To get to Salem we got rides from the following folks:
- Two African American guys, one of whom asked, "You got black people in Australia?" We responded with, "Yes, the Aborigines! Ab-or-IJ-in-eez!"
- David, a publisher and poet who drove like a maniac but took us all the way to Portland
- "2 semi-weirdos", according to my travel diary, one of whom had emphysema (or maybe just sounded like it?). They took us right into Salem
|A little bit of Salem, OR.|
For yet more hitch-hiking.
It was kind of miserable for me as a 17-year-old, standing on the side of the road begging for a ride. It wasn't that I was scared of who would pick us up, though there was no doubt a vague element of that. It was more that I felt like a complete bum. Here is a little excerpt from my travel diary to illustrate how I was feeling:
"Hitchhiking. I imagine them saying, "Yeah right!" or "Fuck off!" or "Not on your nelly!" One guy up-yoursed me, and I felt like crying 'cos it was SO HUMILIATING." (April 8, 1998)
|Dad is a born hitch-hiker!|
But we did meet some entertaining and generous people during our trek down the west coast of the U.S.A., for e.g.:
|Me in the Christian truck.|
- A guy in the shittiest car known to man (passenger side window covered in plastic and taped up, flapping noisily at high speed) who had rather strong opinions about the Clinton/Lewinsky affair of the day. "I don't care who Bill sleeps with, as long as he doesn't want to sleep with me, you know?" He took us to Ashland where his girlfriend and eight children lived.

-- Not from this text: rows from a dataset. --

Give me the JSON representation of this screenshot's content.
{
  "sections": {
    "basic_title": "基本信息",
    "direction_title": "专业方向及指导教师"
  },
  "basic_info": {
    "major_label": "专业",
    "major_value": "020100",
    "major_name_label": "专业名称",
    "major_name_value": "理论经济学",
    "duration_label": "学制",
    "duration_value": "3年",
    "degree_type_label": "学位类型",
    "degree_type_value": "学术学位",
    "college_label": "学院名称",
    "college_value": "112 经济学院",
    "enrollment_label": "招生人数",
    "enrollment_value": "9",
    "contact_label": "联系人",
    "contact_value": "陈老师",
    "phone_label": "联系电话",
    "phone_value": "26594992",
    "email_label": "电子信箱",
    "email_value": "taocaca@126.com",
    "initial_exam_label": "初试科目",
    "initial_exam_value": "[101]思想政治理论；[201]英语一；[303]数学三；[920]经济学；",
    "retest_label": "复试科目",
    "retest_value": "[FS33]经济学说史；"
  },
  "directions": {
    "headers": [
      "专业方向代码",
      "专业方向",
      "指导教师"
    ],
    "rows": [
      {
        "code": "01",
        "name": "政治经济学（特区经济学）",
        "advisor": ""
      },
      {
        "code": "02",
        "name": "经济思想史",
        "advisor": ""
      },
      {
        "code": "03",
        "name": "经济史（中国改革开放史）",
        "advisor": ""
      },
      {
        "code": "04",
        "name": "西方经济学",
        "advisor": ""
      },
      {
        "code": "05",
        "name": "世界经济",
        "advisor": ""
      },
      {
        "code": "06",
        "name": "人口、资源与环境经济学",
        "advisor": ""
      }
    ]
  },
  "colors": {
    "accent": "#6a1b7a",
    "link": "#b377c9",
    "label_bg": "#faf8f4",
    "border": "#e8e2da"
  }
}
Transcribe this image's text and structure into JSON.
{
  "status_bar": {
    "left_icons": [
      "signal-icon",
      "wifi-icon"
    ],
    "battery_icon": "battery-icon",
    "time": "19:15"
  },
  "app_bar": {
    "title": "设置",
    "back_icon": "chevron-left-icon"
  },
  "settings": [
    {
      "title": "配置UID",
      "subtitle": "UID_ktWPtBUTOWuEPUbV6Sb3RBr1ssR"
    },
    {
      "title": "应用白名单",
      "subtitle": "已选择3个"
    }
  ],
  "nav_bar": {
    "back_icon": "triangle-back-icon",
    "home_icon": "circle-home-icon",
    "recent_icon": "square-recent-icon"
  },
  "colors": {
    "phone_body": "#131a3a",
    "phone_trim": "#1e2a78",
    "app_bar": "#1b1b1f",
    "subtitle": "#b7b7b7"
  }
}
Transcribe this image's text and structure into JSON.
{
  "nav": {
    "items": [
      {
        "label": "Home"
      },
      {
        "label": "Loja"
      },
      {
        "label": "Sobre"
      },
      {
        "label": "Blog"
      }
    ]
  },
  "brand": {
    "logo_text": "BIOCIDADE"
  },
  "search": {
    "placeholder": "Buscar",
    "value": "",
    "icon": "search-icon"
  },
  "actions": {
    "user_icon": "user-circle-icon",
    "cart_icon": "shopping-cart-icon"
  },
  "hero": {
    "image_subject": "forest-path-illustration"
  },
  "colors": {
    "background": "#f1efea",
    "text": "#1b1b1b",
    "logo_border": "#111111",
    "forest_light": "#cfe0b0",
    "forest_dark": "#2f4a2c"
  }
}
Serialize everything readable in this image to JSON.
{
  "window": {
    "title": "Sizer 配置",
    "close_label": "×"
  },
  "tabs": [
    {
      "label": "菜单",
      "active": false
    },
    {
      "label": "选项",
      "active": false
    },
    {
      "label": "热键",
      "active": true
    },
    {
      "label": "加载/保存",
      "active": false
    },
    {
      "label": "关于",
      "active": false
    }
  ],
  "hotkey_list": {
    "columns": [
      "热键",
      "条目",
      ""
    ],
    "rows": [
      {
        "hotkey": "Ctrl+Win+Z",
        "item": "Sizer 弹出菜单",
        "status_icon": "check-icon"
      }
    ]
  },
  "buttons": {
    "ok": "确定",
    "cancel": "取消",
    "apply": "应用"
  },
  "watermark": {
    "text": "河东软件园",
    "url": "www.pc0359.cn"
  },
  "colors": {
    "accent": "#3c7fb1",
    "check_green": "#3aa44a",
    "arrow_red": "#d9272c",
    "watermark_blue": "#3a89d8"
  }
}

- A born-again truck driver who played nothing but Christian music but also told funny stories. He said that when he was still a cop, his boss called him in one day and said, "Now look, you're really out of shape." He responded with, "Since when is 'round' not a shape?" He invited us to stay at his place, though when Dad asked if his wife would mind, he said, "I don't need to ask, it's MY house!"
- A middle-aged man who looked a little red-eyed, who it turned out was on his way to a good friend's funeral (the friend had committed suicide I think). He had the nicest car out of anyone we had hitch-hiked with, until San Francisco at least
- A young university student who took us all the way from Sacramento to the outskirts of San Francisco. He played good music and we thanked him for it as we parted ways.
By the time #4 dropped us off, we only had $20.00 left (still suffering from expired card/not-working-Visa problems), and…this is what happened next. Since I've written about it before, I figured I would just link back to that past entry. I'm pretty sure I've never showed off the moldy cheese photo before, though, so here it is:
|Dad and the moldy cheese.|
So, after that mighty adventure in San Fran, a member of my U.S. family flew me back to L.A. (SO. GRATEFUL.), while Dad hitch-hiked his way back down the Pacific Coast Highway (his preference). I spent my last few days in the U.S. relaxing, and one day I visited Disneyland. I also enjoyed the letters that had been waiting for me, including the one containing my shiny new NON-expired keycard!
|Back in L.A., chillaxing.|
With that, the mighty U.S.A. leg of the journey draws to a close. It really was an incredible experience, criss-crossing such an amazing country, and someday I wouldn't mind retracing my steps just to refresh my memory. No doubt things have changed since 1998, but wow, I'm sure it'd still be an incredible journey.
Next time I post for Globetrotters, I'll write about the next leg of the journey…England!
|Flying out of L.A.|